‘I’ve been published you know. I’ve been reviewed in the Times. My husband Olaf, the filthy pig, took the house. Now I’m stuck in this god-forsaken place.’
Dan feels trapped. A prisoner of the path. He wants to tell her to fuck off, that he has work to do, but he can’t. She is a woman.
He has nowhere to hide out here on the path. He tries to continue painting the door but she keeps at him with her offloading, verbal attack. The paint is drying on the brush. The boss will flip when he gets back.
She smells of drink. Not beer now, but strong drink, whiskey maybe. Some spirit anyway. She wears a long purple skirt that drags the ground and the dirt with it. Everything about her disgusts him.
‘You’re young, you can’t understand,’ she tells him. There are tears in her eyes now. She leans in close and touches his shoulder. Her breath smells like the floor of a pub on a Sunday morning.
‘If I were young again, I’d do it all differently. Look at me now. I’m old. I’ve wasted my beautiful years. What have I to show? Here I am talking to a painter on the street. A tradesman. I’m a fucking poet.’
People are staring now. It’s a scene: The crazy poet and the painter. He can take no more.
‘Look.’ he says, ‘I have to go to the hardware to get some paint. See you now.’ He leaves the brush and paint on the ground outside the Red Dragon and walks uptown to the hardware.
He can breathe now. Dan kicks some yellow autumn leaves along the path.
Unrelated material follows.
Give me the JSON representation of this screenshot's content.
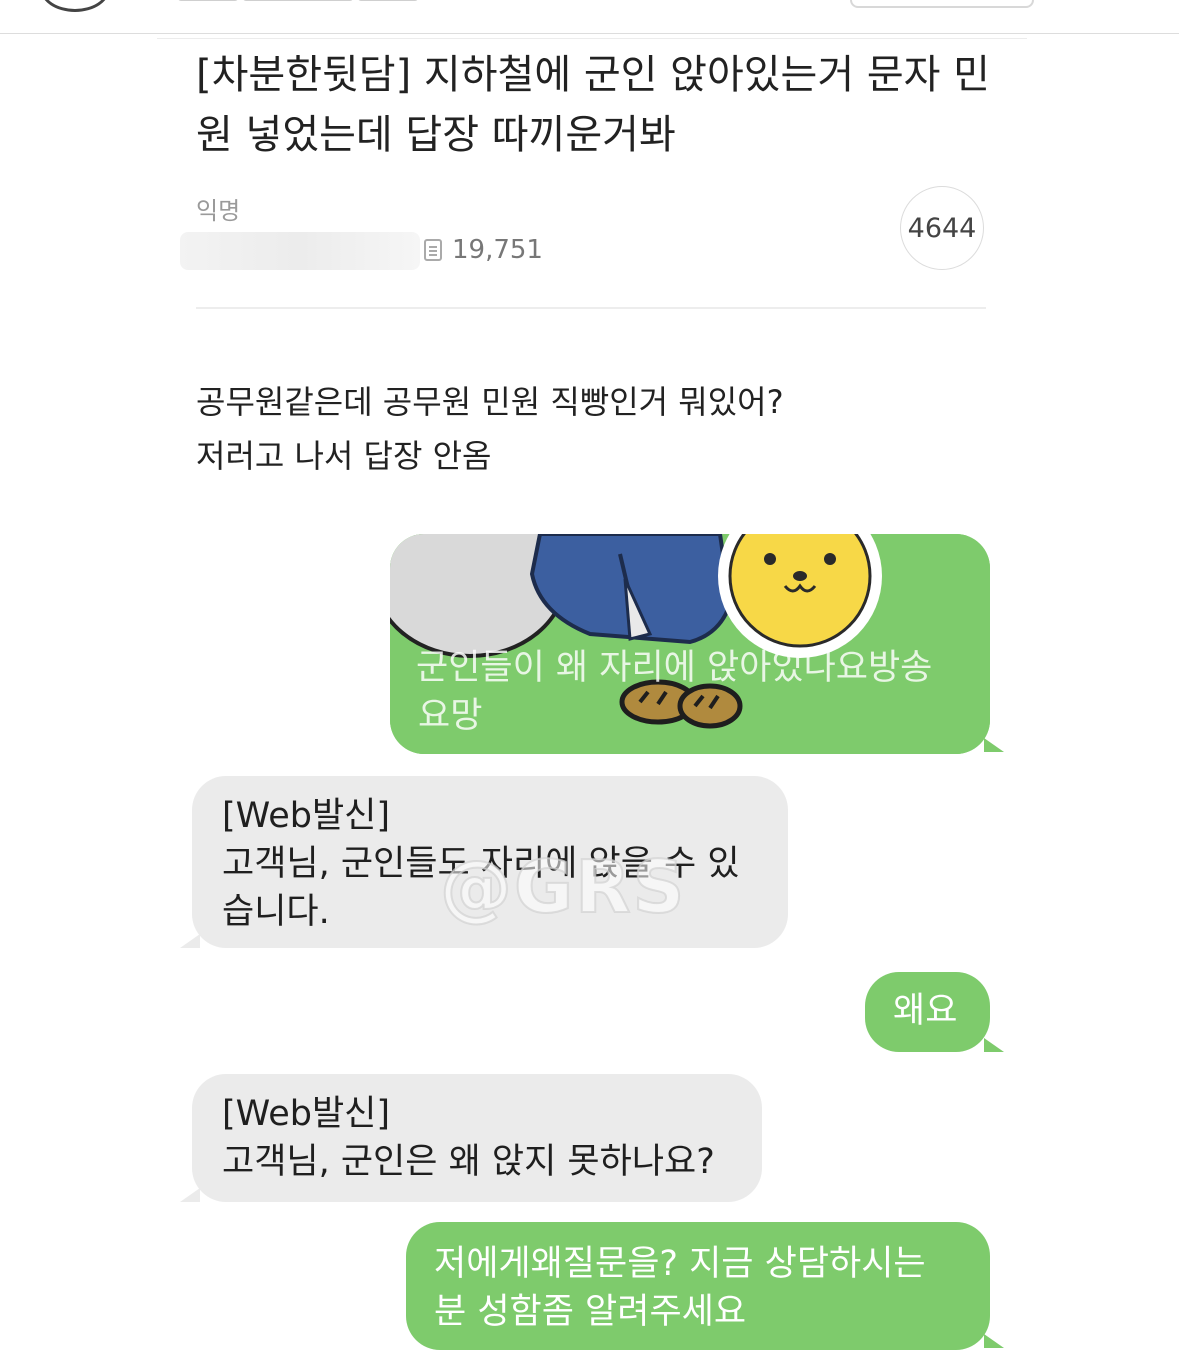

They remind him of a poem from school about leaves and a path in the woods but he can’t really remember it.
When he gets back from the hardware she is gone.